# EXERCISE REQUIREMENTS:
I'd like the number of lines in the material below that include the word "this", written with no other text.

# INFORMATION PROVIDED:

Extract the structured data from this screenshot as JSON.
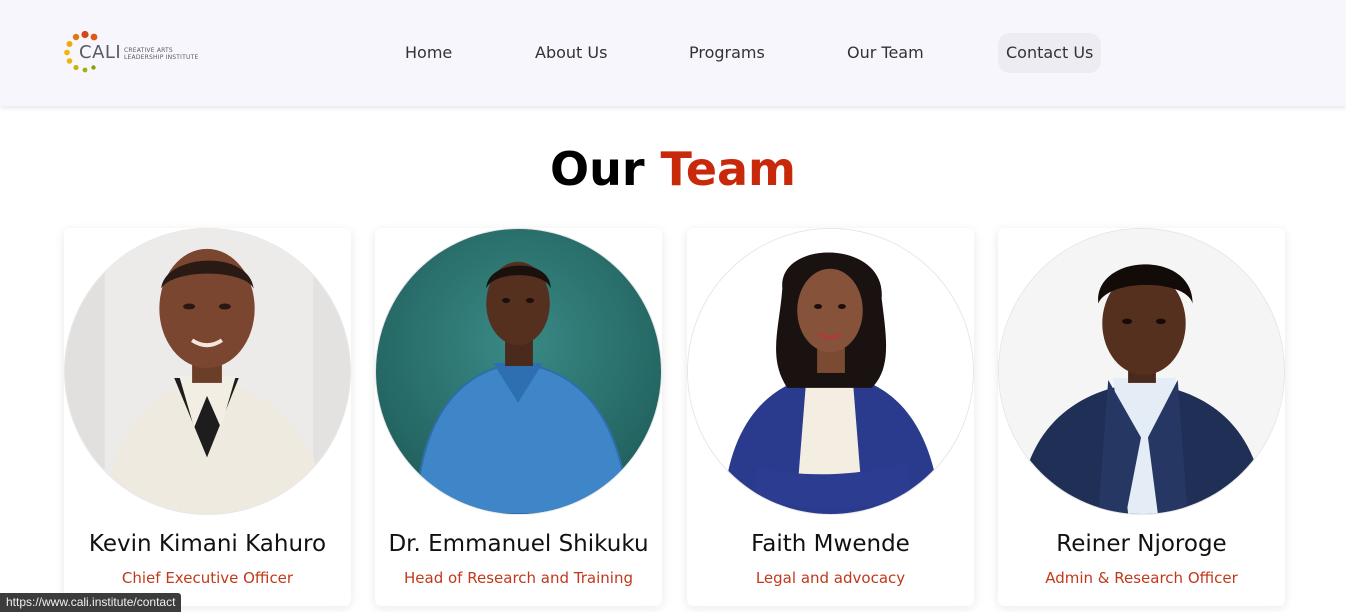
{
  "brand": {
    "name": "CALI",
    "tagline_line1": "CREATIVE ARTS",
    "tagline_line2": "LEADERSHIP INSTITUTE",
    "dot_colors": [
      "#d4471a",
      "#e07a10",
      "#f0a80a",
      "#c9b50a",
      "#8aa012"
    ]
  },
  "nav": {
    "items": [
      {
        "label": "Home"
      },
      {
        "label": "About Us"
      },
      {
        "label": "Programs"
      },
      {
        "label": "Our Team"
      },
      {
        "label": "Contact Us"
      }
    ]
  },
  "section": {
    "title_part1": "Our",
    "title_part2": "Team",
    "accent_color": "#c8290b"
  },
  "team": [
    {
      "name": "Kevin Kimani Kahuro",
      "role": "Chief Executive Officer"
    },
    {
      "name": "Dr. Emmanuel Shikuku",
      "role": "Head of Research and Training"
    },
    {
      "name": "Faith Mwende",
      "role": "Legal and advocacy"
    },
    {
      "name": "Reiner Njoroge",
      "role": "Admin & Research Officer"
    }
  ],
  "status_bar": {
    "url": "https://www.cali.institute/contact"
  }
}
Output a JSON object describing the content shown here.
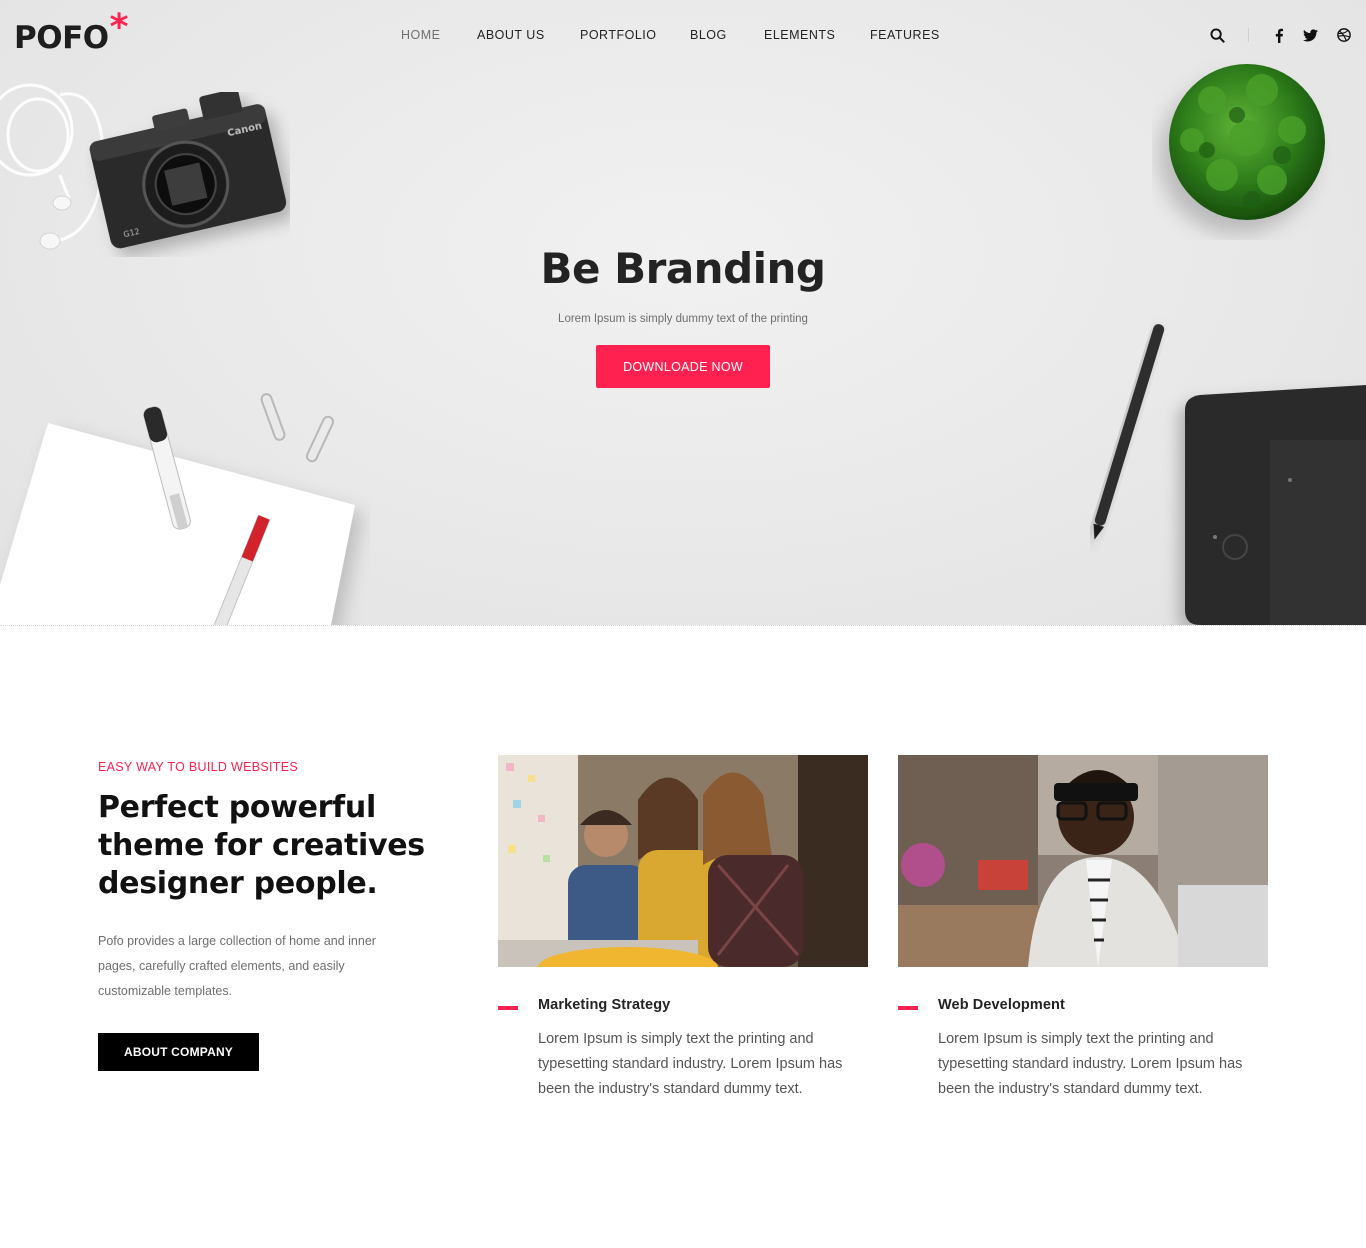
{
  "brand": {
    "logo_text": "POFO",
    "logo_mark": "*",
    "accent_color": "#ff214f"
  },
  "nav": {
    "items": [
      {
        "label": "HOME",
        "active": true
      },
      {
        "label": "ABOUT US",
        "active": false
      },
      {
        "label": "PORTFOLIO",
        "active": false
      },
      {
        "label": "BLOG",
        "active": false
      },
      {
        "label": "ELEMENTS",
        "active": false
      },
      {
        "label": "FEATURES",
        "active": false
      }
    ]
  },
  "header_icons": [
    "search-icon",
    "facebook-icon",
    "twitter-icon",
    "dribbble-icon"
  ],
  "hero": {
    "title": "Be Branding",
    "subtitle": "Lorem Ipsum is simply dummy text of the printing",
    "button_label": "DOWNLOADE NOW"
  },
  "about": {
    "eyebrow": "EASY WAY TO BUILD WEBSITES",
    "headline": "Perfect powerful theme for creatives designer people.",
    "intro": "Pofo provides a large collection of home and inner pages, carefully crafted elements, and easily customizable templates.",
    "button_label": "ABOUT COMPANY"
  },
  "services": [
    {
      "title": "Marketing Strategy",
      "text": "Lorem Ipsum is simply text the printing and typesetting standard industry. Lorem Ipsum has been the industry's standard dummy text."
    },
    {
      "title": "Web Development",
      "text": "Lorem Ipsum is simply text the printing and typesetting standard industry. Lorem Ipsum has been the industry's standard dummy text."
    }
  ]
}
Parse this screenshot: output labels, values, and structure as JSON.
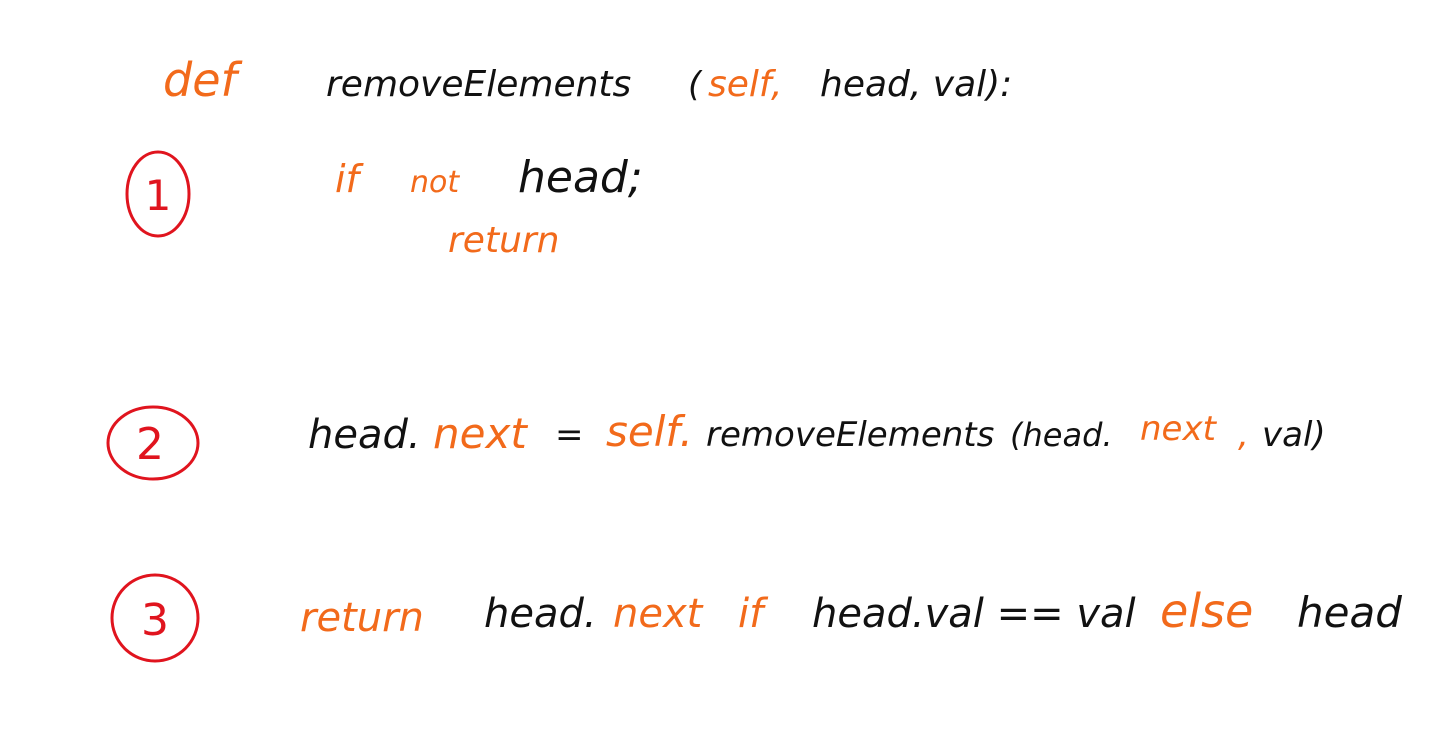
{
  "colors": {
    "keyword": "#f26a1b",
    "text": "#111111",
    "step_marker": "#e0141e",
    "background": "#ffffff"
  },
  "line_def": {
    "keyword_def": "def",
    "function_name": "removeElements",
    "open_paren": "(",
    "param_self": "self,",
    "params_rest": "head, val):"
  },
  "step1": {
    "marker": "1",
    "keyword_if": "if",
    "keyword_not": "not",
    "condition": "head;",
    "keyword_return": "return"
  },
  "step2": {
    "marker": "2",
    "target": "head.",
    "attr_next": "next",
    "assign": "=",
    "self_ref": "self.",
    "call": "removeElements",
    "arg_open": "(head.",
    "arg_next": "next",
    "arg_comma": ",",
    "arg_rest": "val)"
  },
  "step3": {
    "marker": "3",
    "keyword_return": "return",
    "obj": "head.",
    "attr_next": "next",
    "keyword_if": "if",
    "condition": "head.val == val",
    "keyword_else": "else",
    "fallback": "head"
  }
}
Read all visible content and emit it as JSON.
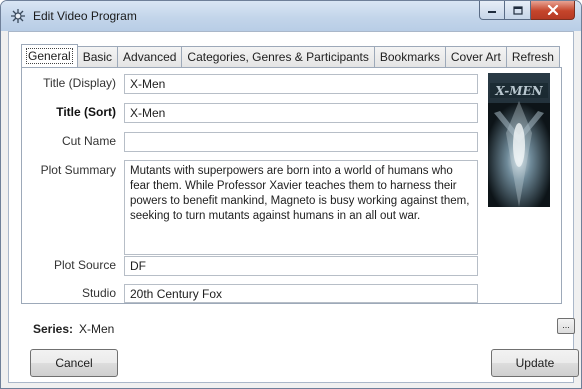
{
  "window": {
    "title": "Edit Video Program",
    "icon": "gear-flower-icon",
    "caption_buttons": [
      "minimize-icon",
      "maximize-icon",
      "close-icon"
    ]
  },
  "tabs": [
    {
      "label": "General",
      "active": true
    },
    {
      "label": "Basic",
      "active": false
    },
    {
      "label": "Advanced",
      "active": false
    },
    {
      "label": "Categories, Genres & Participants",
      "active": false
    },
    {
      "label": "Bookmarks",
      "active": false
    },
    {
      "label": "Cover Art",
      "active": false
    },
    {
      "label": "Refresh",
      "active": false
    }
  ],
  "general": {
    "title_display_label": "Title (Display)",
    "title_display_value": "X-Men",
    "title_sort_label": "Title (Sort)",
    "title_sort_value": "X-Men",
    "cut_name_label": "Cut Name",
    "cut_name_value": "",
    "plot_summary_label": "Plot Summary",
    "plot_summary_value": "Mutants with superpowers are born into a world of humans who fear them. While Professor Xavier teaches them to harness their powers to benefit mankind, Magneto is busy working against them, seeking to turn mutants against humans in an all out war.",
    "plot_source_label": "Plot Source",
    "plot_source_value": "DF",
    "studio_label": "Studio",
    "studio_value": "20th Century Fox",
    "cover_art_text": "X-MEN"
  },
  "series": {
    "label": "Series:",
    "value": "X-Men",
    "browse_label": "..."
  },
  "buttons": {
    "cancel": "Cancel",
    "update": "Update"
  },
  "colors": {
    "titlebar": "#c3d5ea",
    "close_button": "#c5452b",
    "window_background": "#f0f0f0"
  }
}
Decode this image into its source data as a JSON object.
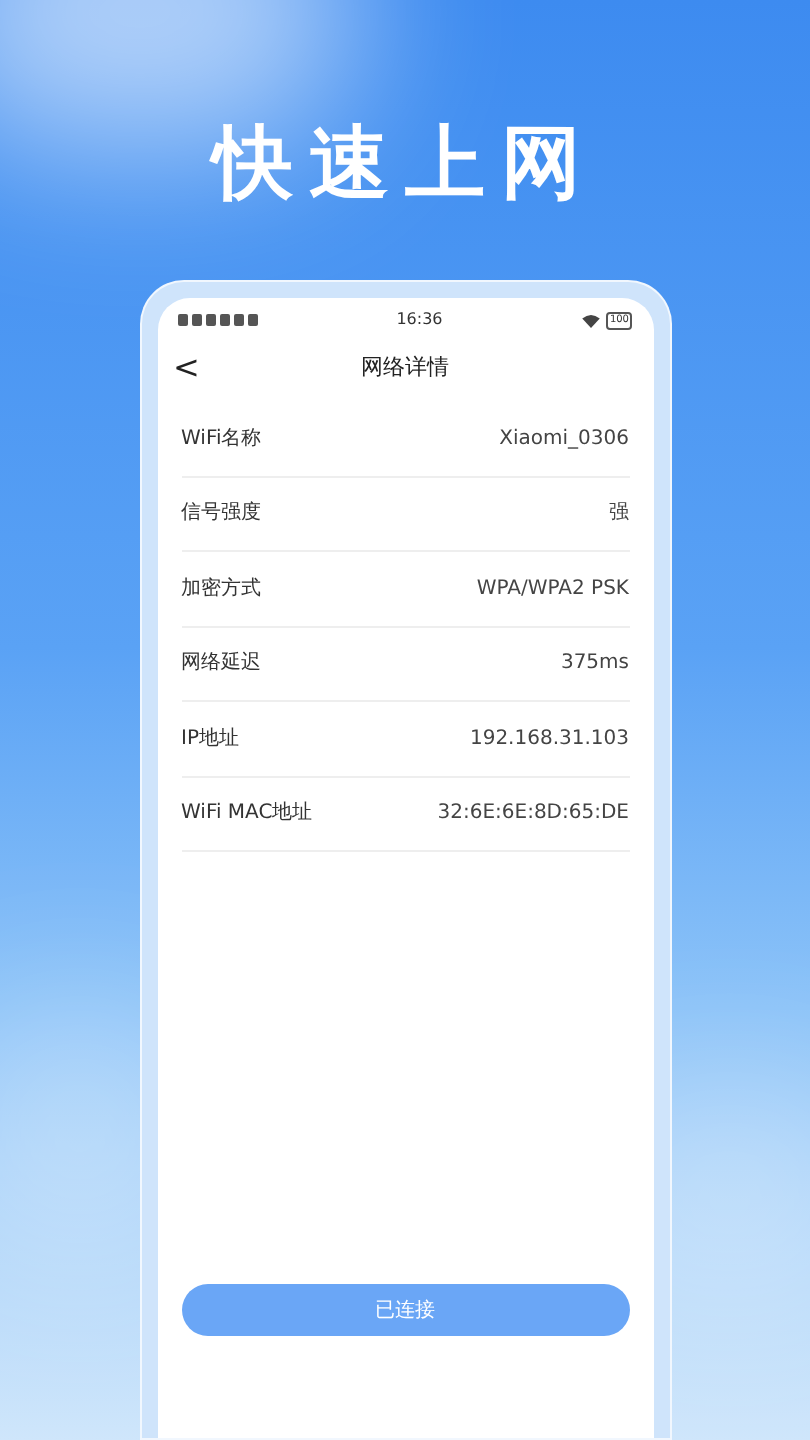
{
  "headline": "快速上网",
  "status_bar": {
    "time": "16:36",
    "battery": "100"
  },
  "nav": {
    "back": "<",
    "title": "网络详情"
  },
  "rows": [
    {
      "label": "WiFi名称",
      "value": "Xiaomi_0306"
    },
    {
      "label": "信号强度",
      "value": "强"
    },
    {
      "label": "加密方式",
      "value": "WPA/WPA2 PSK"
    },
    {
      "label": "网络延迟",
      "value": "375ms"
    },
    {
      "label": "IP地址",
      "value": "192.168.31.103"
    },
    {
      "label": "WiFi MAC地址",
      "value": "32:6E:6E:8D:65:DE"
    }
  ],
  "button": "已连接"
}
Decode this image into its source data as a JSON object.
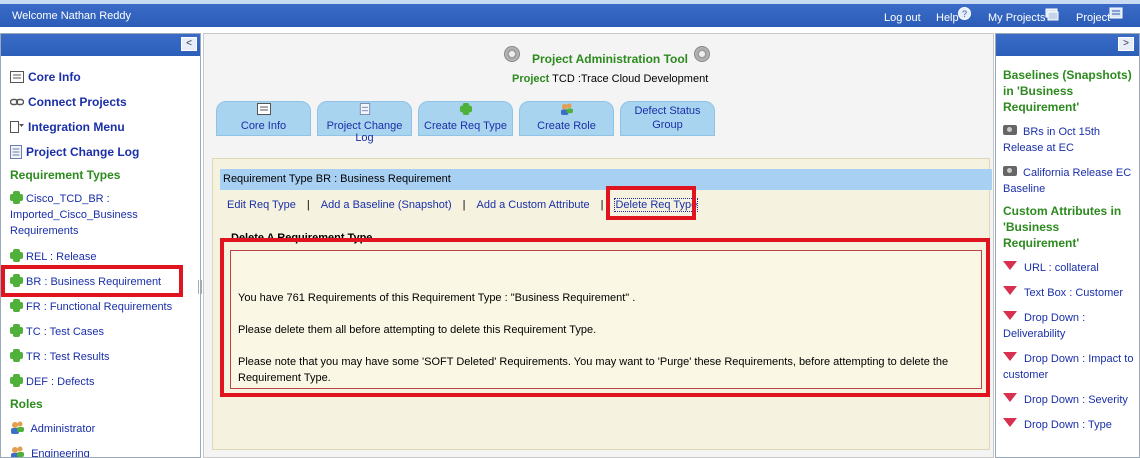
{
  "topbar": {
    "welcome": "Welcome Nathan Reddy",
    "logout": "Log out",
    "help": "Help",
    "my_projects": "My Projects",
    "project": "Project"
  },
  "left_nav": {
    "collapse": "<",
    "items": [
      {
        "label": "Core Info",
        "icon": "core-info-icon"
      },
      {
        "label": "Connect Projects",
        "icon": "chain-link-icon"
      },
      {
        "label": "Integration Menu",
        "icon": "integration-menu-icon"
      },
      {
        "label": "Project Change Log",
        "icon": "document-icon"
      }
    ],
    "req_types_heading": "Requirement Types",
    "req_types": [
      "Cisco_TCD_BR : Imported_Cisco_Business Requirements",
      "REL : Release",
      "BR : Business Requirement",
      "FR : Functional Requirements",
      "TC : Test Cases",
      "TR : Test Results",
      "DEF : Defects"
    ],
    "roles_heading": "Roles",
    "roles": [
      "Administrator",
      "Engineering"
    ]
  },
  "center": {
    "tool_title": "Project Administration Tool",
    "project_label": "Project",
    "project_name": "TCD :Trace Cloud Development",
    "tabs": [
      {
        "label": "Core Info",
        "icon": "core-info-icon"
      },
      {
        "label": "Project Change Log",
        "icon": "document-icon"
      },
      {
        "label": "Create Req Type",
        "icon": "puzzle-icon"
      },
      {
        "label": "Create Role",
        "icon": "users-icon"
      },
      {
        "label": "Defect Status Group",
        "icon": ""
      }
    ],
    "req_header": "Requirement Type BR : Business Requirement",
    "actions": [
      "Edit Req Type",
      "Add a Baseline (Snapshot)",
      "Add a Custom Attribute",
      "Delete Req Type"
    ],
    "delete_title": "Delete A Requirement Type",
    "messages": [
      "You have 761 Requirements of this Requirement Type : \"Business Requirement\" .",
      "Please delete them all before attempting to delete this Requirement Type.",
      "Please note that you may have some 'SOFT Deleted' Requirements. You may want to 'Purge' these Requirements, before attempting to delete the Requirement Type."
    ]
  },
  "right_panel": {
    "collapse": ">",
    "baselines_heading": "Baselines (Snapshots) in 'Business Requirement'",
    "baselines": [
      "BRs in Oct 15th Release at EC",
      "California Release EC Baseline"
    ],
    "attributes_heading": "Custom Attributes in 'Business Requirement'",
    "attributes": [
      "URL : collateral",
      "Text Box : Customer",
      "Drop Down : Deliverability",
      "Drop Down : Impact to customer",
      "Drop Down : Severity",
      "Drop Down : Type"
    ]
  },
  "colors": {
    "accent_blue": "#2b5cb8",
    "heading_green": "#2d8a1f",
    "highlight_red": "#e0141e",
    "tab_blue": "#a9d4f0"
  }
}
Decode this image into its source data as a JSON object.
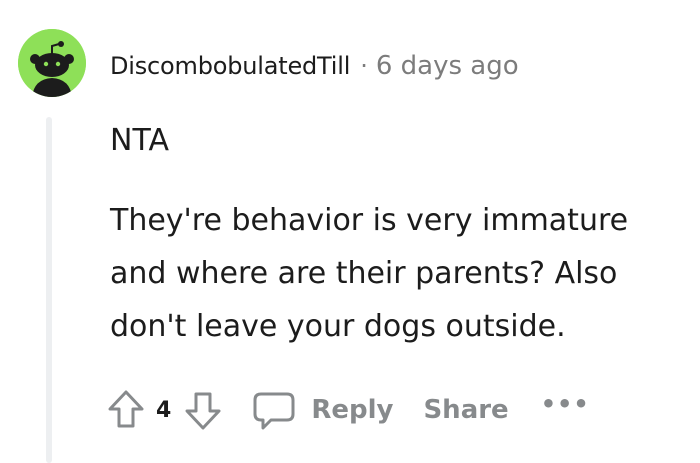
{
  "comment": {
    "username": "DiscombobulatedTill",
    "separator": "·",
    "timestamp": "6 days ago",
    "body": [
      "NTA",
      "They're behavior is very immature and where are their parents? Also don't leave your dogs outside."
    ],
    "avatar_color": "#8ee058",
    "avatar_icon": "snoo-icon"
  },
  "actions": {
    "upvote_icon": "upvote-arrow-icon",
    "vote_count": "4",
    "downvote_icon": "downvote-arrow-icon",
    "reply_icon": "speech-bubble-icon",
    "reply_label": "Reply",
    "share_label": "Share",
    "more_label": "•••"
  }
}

# RESPONSE AREA:
7